(Extracted records)

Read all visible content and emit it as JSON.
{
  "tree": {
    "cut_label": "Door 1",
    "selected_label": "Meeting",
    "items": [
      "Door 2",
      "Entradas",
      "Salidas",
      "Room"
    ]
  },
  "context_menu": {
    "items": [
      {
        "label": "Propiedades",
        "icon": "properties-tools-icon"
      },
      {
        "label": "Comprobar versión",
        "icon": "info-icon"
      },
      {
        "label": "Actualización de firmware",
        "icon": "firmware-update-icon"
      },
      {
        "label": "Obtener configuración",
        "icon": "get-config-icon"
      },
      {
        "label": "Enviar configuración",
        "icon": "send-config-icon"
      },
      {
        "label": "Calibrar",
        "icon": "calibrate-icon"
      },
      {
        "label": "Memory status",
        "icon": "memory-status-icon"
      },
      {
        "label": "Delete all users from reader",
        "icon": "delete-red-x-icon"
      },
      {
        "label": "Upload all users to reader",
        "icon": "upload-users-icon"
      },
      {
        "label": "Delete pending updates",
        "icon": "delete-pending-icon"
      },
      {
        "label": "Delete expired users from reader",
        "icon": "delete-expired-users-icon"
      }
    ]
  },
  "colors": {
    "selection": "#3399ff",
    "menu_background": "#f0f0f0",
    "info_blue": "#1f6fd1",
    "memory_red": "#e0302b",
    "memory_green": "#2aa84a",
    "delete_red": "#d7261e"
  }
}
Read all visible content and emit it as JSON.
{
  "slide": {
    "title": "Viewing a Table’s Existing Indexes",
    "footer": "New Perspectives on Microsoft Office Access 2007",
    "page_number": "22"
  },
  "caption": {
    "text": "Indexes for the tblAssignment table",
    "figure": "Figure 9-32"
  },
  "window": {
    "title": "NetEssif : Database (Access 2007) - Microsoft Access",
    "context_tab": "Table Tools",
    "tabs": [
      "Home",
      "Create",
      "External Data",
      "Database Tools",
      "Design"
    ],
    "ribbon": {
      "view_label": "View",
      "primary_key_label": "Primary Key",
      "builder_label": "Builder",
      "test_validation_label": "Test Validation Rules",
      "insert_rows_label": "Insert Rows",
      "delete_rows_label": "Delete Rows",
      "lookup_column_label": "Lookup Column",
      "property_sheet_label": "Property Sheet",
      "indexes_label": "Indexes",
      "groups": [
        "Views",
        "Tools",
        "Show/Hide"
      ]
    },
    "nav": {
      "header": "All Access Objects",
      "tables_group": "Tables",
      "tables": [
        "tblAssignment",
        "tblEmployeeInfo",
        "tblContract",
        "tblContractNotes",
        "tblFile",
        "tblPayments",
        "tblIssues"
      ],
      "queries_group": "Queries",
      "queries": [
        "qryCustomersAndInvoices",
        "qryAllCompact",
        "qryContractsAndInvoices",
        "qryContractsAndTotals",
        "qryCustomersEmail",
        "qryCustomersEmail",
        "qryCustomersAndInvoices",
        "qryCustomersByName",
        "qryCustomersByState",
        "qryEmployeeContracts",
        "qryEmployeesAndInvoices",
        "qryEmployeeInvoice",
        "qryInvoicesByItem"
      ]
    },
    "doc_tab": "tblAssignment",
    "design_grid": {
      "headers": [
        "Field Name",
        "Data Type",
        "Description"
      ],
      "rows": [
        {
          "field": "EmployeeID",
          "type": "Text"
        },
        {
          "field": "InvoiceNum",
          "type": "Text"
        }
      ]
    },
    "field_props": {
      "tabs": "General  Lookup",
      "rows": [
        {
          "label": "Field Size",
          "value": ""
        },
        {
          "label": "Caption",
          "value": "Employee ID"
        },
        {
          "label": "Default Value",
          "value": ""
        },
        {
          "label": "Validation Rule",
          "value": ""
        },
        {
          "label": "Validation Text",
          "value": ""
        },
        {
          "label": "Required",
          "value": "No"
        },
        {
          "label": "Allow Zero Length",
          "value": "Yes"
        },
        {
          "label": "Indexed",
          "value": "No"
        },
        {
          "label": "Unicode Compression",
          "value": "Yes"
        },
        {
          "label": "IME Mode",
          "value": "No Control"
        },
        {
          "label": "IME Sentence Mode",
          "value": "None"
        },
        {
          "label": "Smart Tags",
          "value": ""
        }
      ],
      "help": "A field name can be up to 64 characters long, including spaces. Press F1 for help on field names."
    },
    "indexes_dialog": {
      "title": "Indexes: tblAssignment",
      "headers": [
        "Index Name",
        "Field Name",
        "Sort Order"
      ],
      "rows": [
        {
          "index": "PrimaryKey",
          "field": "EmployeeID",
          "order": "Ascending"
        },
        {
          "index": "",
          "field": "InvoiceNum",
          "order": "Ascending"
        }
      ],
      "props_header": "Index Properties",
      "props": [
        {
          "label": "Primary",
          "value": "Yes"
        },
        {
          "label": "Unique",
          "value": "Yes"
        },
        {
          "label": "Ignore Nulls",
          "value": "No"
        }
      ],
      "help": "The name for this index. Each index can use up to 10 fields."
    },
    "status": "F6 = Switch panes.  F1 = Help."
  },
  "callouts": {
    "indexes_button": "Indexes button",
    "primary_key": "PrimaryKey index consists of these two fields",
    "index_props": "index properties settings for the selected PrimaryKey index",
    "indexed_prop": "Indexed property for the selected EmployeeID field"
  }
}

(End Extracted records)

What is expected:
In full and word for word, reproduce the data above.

Exercise response:
Read all visible content and emit it as JSON.
{
  "tree": {
    "cut_label": "Door 1",
    "selected_label": "Meeting",
    "items": [
      "Door 2",
      "Entradas",
      "Salidas",
      "Room"
    ]
  },
  "context_menu": {
    "items": [
      {
        "label": "Propiedades",
        "icon": "properties-tools-icon"
      },
      {
        "label": "Comprobar versión",
        "icon": "info-icon"
      },
      {
        "label": "Actualización de firmware",
        "icon": "firmware-update-icon"
      },
      {
        "label": "Obtener configuración",
        "icon": "get-config-icon"
      },
      {
        "label": "Enviar configuración",
        "icon": "send-config-icon"
      },
      {
        "label": "Calibrar",
        "icon": "calibrate-icon"
      },
      {
        "label": "Memory status",
        "icon": "memory-status-icon"
      },
      {
        "label": "Delete all users from reader",
        "icon": "delete-red-x-icon"
      },
      {
        "label": "Upload all users to reader",
        "icon": "upload-users-icon"
      },
      {
        "label": "Delete pending updates",
        "icon": "delete-pending-icon"
      },
      {
        "label": "Delete expired users from reader",
        "icon": "delete-expired-users-icon"
      }
    ]
  },
  "colors": {
    "selection": "#3399ff",
    "menu_background": "#f0f0f0",
    "info_blue": "#1f6fd1",
    "memory_red": "#e0302b",
    "memory_green": "#2aa84a",
    "delete_red": "#d7261e"
  }
}
Read all visible content and emit it as JSON.
{
  "slide": {
    "title": "Viewing a Table’s Existing Indexes",
    "footer": "New Perspectives on Microsoft Office Access 2007",
    "page_number": "22"
  },
  "caption": {
    "text": "Indexes for the tblAssignment table",
    "figure": "Figure 9-32"
  },
  "window": {
    "title": "NetEssif : Database (Access 2007) - Microsoft Access",
    "context_tab": "Table Tools",
    "tabs": [
      "Home",
      "Create",
      "External Data",
      "Database Tools",
      "Design"
    ],
    "ribbon": {
      "view_label": "View",
      "primary_key_label": "Primary Key",
      "builder_label": "Builder",
      "test_validation_label": "Test Validation Rules",
      "insert_rows_label": "Insert Rows",
      "delete_rows_label": "Delete Rows",
      "lookup_column_label": "Lookup Column",
      "property_sheet_label": "Property Sheet",
      "indexes_label": "Indexes",
      "groups": [
        "Views",
        "Tools",
        "Show/Hide"
      ]
    },
    "nav": {
      "header": "All Access Objects",
      "tables_group": "Tables",
      "tables": [
        "tblAssignment",
        "tblEmployeeInfo",
        "tblContract",
        "tblContractNotes",
        "tblFile",
        "tblPayments",
        "tblIssues"
      ],
      "queries_group": "Queries",
      "queries": [
        "qryCustomersAndInvoices",
        "qryAllCompact",
        "qryContractsAndInvoices",
        "qryContractsAndTotals",
        "qryCustomersEmail",
        "qryCustomersEmail",
        "qryCustomersAndInvoices",
        "qryCustomersByName",
        "qryCustomersByState",
        "qryEmployeeContracts",
        "qryEmployeesAndInvoices",
        "qryEmployeeInvoice",
        "qryInvoicesByItem"
      ]
    },
    "doc_tab": "tblAssignment",
    "design_grid": {
      "headers": [
        "Field Name",
        "Data Type",
        "Description"
      ],
      "rows": [
        {
          "field": "EmployeeID",
          "type": "Text"
        },
        {
          "field": "InvoiceNum",
          "type": "Text"
        }
      ]
    },
    "field_props": {
      "tabs": "General  Lookup",
      "rows": [
        {
          "label": "Field Size",
          "value": ""
        },
        {
          "label": "Caption",
          "value": "Employee ID"
        },
        {
          "label": "Default Value",
          "value": ""
        },
        {
          "label": "Validation Rule",
          "value": ""
        },
        {
          "label": "Validation Text",
          "value": ""
        },
        {
          "label": "Required",
          "value": "No"
        },
        {
          "label": "Allow Zero Length",
          "value": "Yes"
        },
        {
          "label": "Indexed",
          "value": "No"
        },
        {
          "label": "Unicode Compression",
          "value": "Yes"
        },
        {
          "label": "IME Mode",
          "value": "No Control"
        },
        {
          "label": "IME Sentence Mode",
          "value": "None"
        },
        {
          "label": "Smart Tags",
          "value": ""
        }
      ],
      "help": "A field name can be up to 64 characters long, including spaces. Press F1 for help on field names."
    },
    "indexes_dialog": {
      "title": "Indexes: tblAssignment",
      "headers": [
        "Index Name",
        "Field Name",
        "Sort Order"
      ],
      "rows": [
        {
          "index": "PrimaryKey",
          "field": "EmployeeID",
          "order": "Ascending"
        },
        {
          "index": "",
          "field": "InvoiceNum",
          "order": "Ascending"
        }
      ],
      "props_header": "Index Properties",
      "props": [
        {
          "label": "Primary",
          "value": "Yes"
        },
        {
          "label": "Unique",
          "value": "Yes"
        },
        {
          "label": "Ignore Nulls",
          "value": "No"
        }
      ],
      "help": "The name for this index. Each index can use up to 10 fields."
    },
    "status": "F6 = Switch panes.  F1 = Help."
  },
  "callouts": {
    "indexes_button": "Indexes button",
    "primary_key": "PrimaryKey index consists of these two fields",
    "index_props": "index properties settings for the selected PrimaryKey index",
    "indexed_prop": "Indexed property for the selected EmployeeID field"
  }
}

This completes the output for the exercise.